START GIVEN RECORDS

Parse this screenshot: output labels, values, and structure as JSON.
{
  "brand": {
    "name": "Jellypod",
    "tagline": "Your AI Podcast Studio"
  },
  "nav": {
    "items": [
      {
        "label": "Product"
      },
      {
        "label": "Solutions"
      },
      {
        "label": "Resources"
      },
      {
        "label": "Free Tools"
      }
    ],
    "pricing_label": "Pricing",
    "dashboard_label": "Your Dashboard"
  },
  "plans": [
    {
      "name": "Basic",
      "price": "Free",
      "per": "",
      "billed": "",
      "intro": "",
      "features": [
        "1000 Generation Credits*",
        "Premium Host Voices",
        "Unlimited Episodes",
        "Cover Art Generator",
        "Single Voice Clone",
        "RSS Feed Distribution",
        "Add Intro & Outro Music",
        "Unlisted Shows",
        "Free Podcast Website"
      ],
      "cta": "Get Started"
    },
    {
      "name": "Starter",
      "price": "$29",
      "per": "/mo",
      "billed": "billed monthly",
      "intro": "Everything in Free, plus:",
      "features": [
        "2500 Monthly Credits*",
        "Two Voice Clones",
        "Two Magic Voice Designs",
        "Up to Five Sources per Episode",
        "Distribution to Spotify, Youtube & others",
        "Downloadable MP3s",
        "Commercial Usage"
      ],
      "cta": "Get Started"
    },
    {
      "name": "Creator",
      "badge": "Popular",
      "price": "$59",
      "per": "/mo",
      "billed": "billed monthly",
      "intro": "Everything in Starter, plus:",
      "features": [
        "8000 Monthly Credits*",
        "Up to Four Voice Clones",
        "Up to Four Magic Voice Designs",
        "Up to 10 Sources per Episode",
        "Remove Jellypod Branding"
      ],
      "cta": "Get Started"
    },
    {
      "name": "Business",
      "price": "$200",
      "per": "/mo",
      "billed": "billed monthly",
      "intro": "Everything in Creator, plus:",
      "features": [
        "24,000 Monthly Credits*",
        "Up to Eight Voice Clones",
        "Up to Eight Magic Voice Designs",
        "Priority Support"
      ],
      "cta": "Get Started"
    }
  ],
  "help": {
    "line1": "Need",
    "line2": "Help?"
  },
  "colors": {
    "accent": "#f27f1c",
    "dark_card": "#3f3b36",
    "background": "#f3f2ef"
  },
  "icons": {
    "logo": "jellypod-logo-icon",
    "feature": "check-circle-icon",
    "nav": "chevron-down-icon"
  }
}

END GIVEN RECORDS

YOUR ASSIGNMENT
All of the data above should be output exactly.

TASK RESULT
Parse this screenshot: output labels, values, and structure as JSON.
{
  "brand": {
    "name": "Jellypod",
    "tagline": "Your AI Podcast Studio"
  },
  "nav": {
    "items": [
      {
        "label": "Product"
      },
      {
        "label": "Solutions"
      },
      {
        "label": "Resources"
      },
      {
        "label": "Free Tools"
      }
    ],
    "pricing_label": "Pricing",
    "dashboard_label": "Your Dashboard"
  },
  "plans": [
    {
      "name": "Basic",
      "price": "Free",
      "per": "",
      "billed": "",
      "intro": "",
      "features": [
        "1000 Generation Credits*",
        "Premium Host Voices",
        "Unlimited Episodes",
        "Cover Art Generator",
        "Single Voice Clone",
        "RSS Feed Distribution",
        "Add Intro & Outro Music",
        "Unlisted Shows",
        "Free Podcast Website"
      ],
      "cta": "Get Started"
    },
    {
      "name": "Starter",
      "price": "$29",
      "per": "/mo",
      "billed": "billed monthly",
      "intro": "Everything in Free, plus:",
      "features": [
        "2500 Monthly Credits*",
        "Two Voice Clones",
        "Two Magic Voice Designs",
        "Up to Five Sources per Episode",
        "Distribution to Spotify, Youtube & others",
        "Downloadable MP3s",
        "Commercial Usage"
      ],
      "cta": "Get Started"
    },
    {
      "name": "Creator",
      "badge": "Popular",
      "price": "$59",
      "per": "/mo",
      "billed": "billed monthly",
      "intro": "Everything in Starter, plus:",
      "features": [
        "8000 Monthly Credits*",
        "Up to Four Voice Clones",
        "Up to Four Magic Voice Designs",
        "Up to 10 Sources per Episode",
        "Remove Jellypod Branding"
      ],
      "cta": "Get Started"
    },
    {
      "name": "Business",
      "price": "$200",
      "per": "/mo",
      "billed": "billed monthly",
      "intro": "Everything in Creator, plus:",
      "features": [
        "24,000 Monthly Credits*",
        "Up to Eight Voice Clones",
        "Up to Eight Magic Voice Designs",
        "Priority Support"
      ],
      "cta": "Get Started"
    }
  ],
  "help": {
    "line1": "Need",
    "line2": "Help?"
  },
  "colors": {
    "accent": "#f27f1c",
    "dark_card": "#3f3b36",
    "background": "#f3f2ef"
  },
  "icons": {
    "logo": "jellypod-logo-icon",
    "feature": "check-circle-icon",
    "nav": "chevron-down-icon"
  }
}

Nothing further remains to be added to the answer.